Because the goal is to essentially scrape the skin with pressure, a slippery component must be applied prior to using the Gua Sha tool.
Traditional Chinese practitioners recommend using water, but in true evolutionary style, the beauty world suggests an infused oil is best to maximise results.
Serums could also work but if they’re an easily absorbed water-based formulation, chances are your skin will soak it up before you get a good chance to Gua Sha.
For us, we recommend opting for a nourishing oil-based treatment or essence, to ensure you’re maximising efforts and avoiding friction pain at all costs.
A fantastic antioxidant rich and nourishing oil is Rose Hip Seed. Naturally occurring within the rose plant, and very affordably priced, this thick and rich oil is the perfect viscosity to use the Gua Sha tool with. A few drops per area will suffice as the perfect slipping agent to easily glide your tool over.
To begin, we recommend kicking off your Gua Sha sesh with a good thorough cleanse, followed by the application of your preferred face oil, then getting stuck in with your tool.
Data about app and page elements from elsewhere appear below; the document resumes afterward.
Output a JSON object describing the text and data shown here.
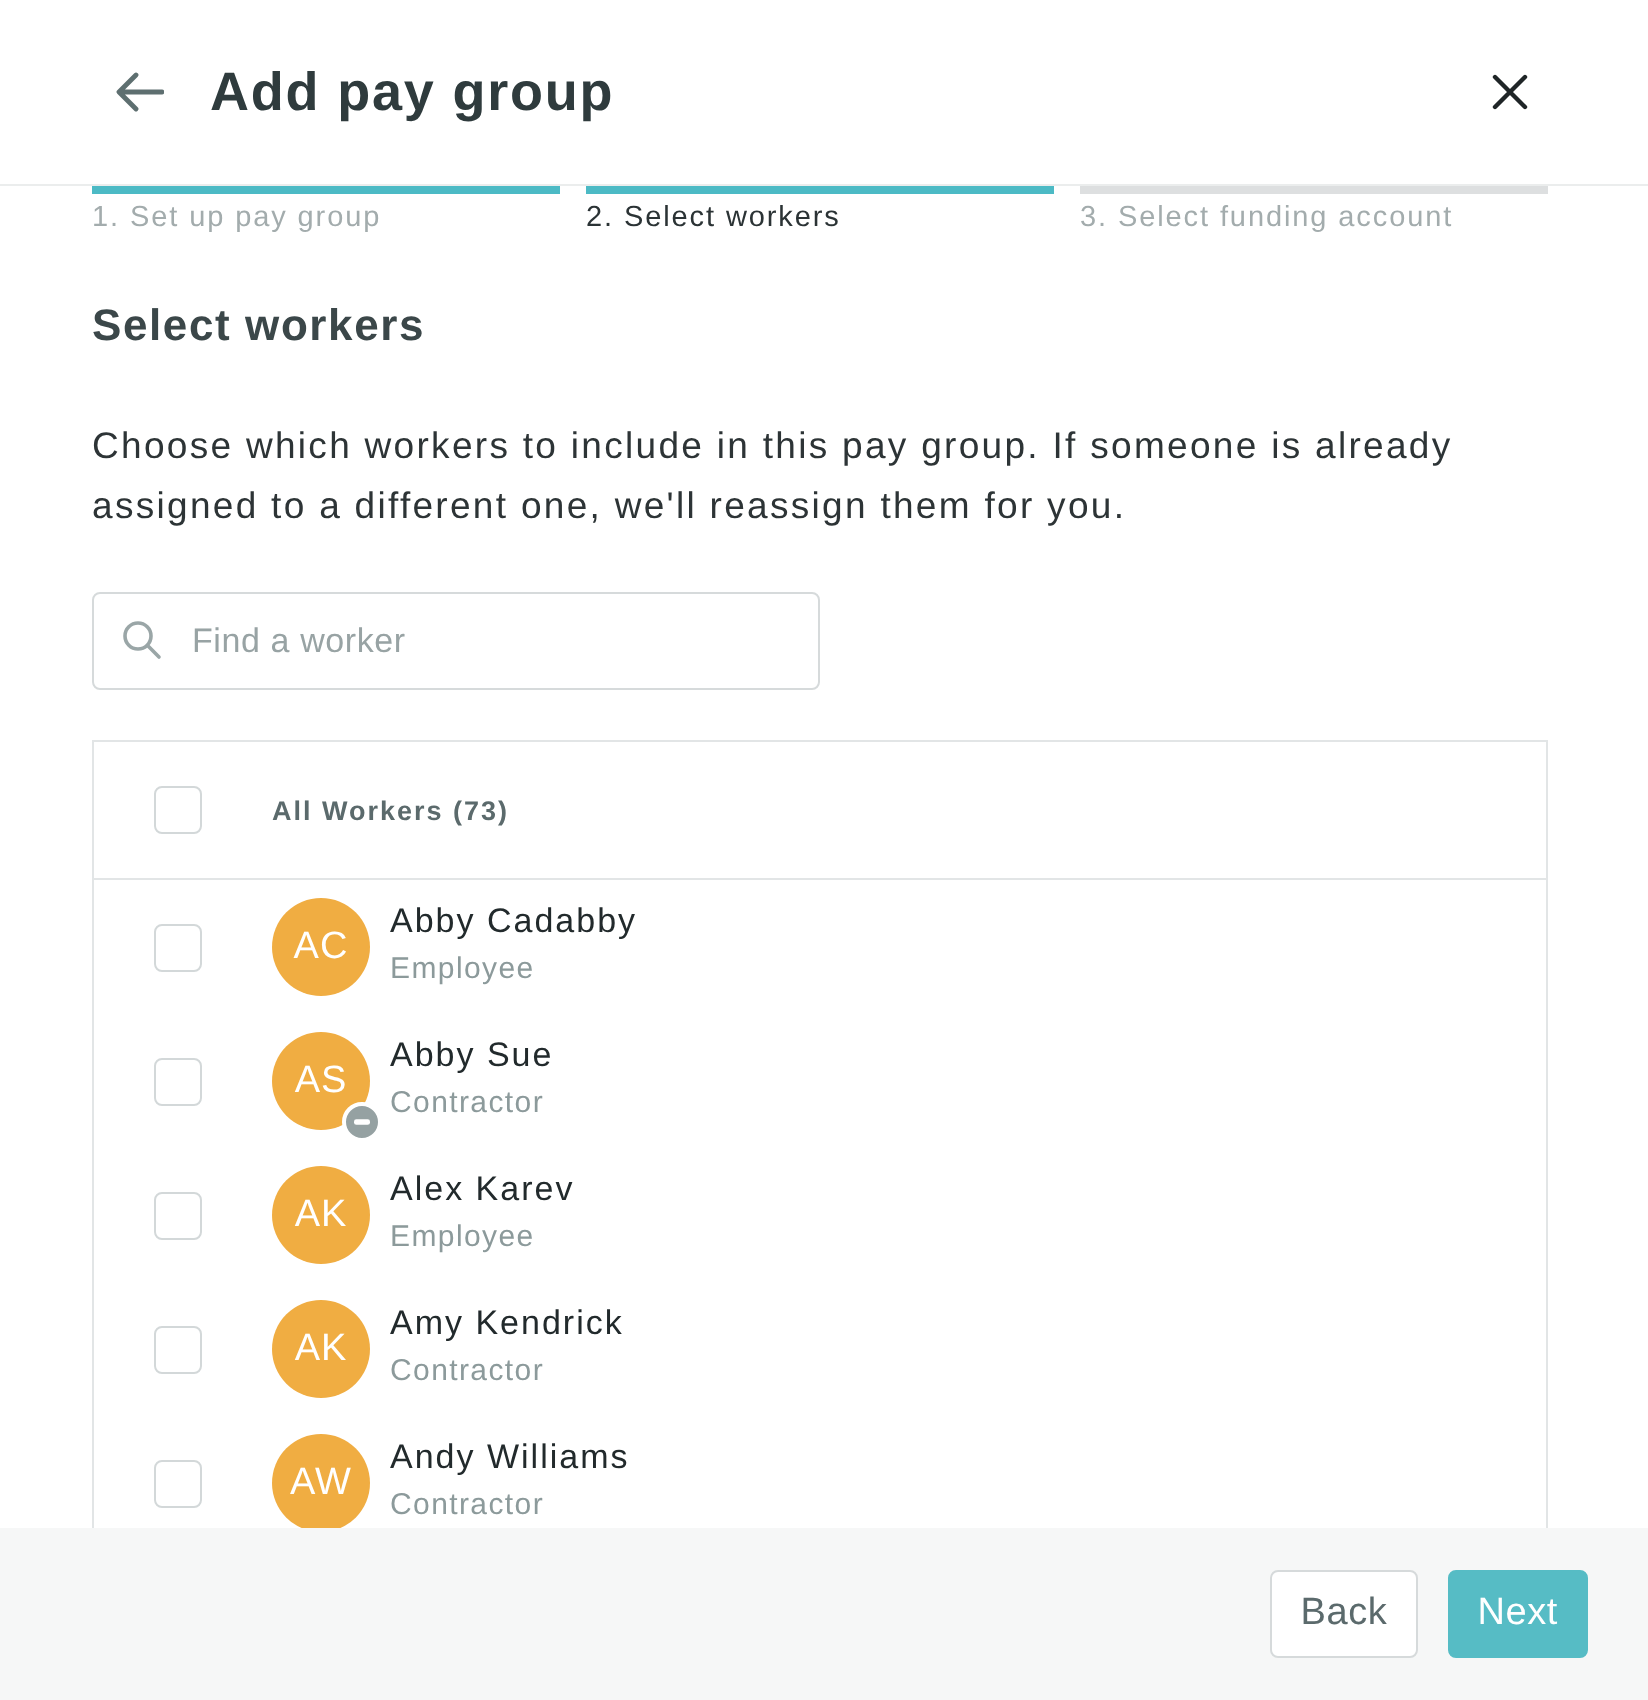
{
  "header": {
    "title": "Add pay group"
  },
  "steps": [
    {
      "label": "1. Set up pay group",
      "reached": true,
      "selected": false
    },
    {
      "label": "2. Select workers",
      "reached": true,
      "selected": true
    },
    {
      "label": "3. Select funding account",
      "reached": false,
      "selected": false
    }
  ],
  "section": {
    "heading": "Select workers",
    "description": "Choose which workers to include in this pay group. If someone is already assigned to a different one, we'll reassign them for you."
  },
  "search": {
    "placeholder": "Find a worker"
  },
  "workers_table": {
    "select_all": {
      "label": "All Workers (73)",
      "checked": false
    },
    "rows": [
      {
        "initials": "AC",
        "name": "Abby Cadabby",
        "role": "Employee",
        "checked": false,
        "minus_badge": false
      },
      {
        "initials": "AS",
        "name": "Abby Sue",
        "role": "Contractor",
        "checked": false,
        "minus_badge": true
      },
      {
        "initials": "AK",
        "name": "Alex Karev",
        "role": "Employee",
        "checked": false,
        "minus_badge": false
      },
      {
        "initials": "AK",
        "name": "Amy Kendrick",
        "role": "Contractor",
        "checked": false,
        "minus_badge": false
      },
      {
        "initials": "AW",
        "name": "Andy Williams",
        "role": "Contractor",
        "checked": false,
        "minus_badge": false
      }
    ]
  },
  "footer": {
    "buttons": [
      {
        "label": "Back",
        "kind": "secondary"
      },
      {
        "label": "Next",
        "kind": "primary"
      }
    ]
  }
}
Best practices below.
The Traditional Gua Sha Tool
Translating to stroke redness from Mandarin, the Gua Sha is intended to be used with substantial pressure along certain systems of the face to aid in lymphatic draining, reduce inflammation and stimulate flow.
Adopting techniques similar to those in acupuncture and reflexology, the positioning and direction is of utmost importance when using the tool its intended way, and for maximum results.
The tool itself is a flat-shaped palm/-sized rounded utensil, typically made from a cooling stone such as jade or quartz. One side of the tool should be more angular than the other, this allows for firmness around the chin and jaw area.
Unlike the jade roller (whose main function is to reduce puffiness with cooling), the Gua Sha is to be used with two hands.
To correctly use the tool, establishing an anchor point to hold with your other hand is crucial. Whether you’re holding the anchor point of the chin, nose, temple or wherever, establishing this point means the skin can remain taught.
In an upward and outward manner, firmly guide the Gua Sha slowly to release tension with the help of the slipping agent applied earlier.
Alternative Gua Sha-like Tool
Usually classified a ‘sculpting tool’ these Gua Sha-esque designs are have been created to achieve a similar anit-ageing and tightening result but have veered a little from the original Chinese way.
These modernised tools mimic a similar effect, but are shaped differently, or created out of a non-conventional Gua Sha material.
For example, the Angela Caglia Rosebud Eye Treatment Set is a dual tool that focuses on the under and upper eye area to release sinus tension, as well as draining excess water. Borrowing the traditional rose-quartz stone from the Gua Sha, the treatment set has a cooling effect (which can always be accelerated by putting them in the fridge prior to use) to help reduce the appearance of dark circles and depuff.
To use, simply apply very light pressure to glide the tools in an outward motion around the eyes, neck and décolleté.
If relaxation is the goal rather than depuffing, we recommend running them under some warm water to mimic the self-care soothing effects of a warm stone massage. You can also use these over the top of a sheet mask to help the serum penetrate the skin more deeply.
If you’re after facial tools that might be supercharged with battery power or different technology, check out our recent article on the vast world of modern skin tools.